My second change would respond to this by introducing new blood to the civil service system to challenge it constructively. The Department for Social Change would have to be allowed to make more political appointments of people who are not civil servants and have a combined commercial and political understanding. Currently there are enormous skills gaps in all departments on the commercial and contracts side, a complete lack of grip on how much things should cost, getting the best value and understanding the quality of products and services being delivered. There is a huge gap between ministers and the commercial coalface that needs to be bridged, where they have no line of sight or control on value and costs. Incredibly, most secretaries of state do not have a grip on this, which is why they need to appoint their own people to ensure there is always a pressure everywhere within the system on value for money.

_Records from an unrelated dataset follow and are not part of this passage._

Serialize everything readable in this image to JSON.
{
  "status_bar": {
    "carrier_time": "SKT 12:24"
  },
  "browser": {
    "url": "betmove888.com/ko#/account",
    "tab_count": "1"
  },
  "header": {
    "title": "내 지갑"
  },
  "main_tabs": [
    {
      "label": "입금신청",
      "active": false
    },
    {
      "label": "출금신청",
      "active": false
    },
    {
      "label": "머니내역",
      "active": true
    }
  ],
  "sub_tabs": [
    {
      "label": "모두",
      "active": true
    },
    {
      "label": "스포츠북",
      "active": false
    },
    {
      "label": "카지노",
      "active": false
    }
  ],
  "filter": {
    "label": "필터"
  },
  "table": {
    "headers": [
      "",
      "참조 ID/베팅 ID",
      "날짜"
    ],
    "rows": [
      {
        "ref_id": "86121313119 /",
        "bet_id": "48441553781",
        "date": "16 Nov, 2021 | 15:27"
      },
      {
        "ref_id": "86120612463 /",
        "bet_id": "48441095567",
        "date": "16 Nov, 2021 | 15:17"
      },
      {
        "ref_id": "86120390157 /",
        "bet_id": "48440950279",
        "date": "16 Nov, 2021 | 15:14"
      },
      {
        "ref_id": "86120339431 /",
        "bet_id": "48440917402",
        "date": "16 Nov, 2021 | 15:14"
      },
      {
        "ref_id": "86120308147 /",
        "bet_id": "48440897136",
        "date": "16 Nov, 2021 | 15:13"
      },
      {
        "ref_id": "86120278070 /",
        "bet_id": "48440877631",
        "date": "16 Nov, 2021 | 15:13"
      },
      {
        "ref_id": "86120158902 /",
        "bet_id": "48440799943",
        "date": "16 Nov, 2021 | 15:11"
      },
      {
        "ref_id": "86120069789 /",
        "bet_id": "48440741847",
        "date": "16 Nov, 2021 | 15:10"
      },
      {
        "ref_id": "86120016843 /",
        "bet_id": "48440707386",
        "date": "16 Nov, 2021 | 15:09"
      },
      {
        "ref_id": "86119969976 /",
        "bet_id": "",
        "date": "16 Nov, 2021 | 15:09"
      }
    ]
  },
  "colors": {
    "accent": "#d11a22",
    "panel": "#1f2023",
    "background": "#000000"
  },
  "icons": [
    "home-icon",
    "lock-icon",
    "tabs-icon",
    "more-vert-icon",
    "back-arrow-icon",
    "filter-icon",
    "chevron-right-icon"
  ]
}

Third, the relationship between government and the third sector needs to be fixed once and for all. The new Department for Social Change needs to bring the third sector into its centre to complete the reorientation of government. Through the big society, Cameron wanted power devolved and responsibility for action owned within communities. Working alongside local government and other partners, it’s the third sector that can deliver this micro and local level of social change. The social value act should be at its heart, the acid test of the new department’s huge spending power – each pound of the billions of pounds it spends annually would now have the added impact of social good attached to its mission.
The new appointees will be tasked to find ways to implement social change through social value in contracts, spread best practice within government, encourage the growth of charities, social enterprises and mutuals that deliver high-quality local services, and look for positive ways for the private sector and the third sector to collaborate. This will involve some reprioritisation of spending so that the third sector is assisted with the delivery of the change government wishes to achieve. For example, the budget to support mutuals is woeful, yet should be a key part of the change in delivery taking place.

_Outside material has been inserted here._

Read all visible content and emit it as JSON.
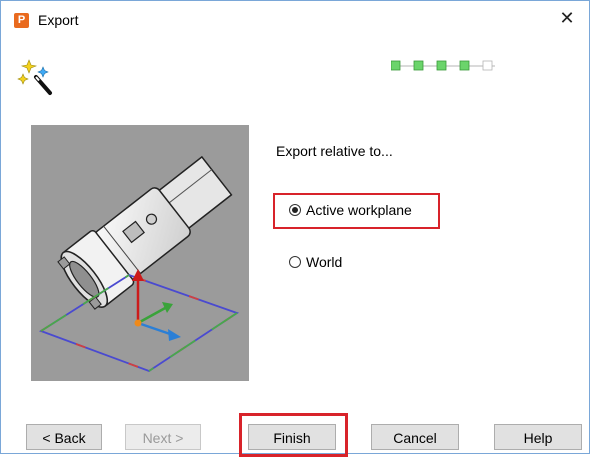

I have previously written about how the third sector needs to change, but I have always argued it is not a one-way street: there are big failings with government.
These three measures would provide the necessary level of disruption to begin to change the way social policy is delivered by government. Undoubtedly, more action will be required because it will be a significant challenge to convince both ministers and the civil service – the resistance to change is a very powerful force within the system. But although the EU referendum has split the country, it has demonstrated that people are desperate for real social change and something new. It is our duty to respond or we will all face the consequences of failure.
Rob Wilson was the Minister for Civil Society between 2014 and 2017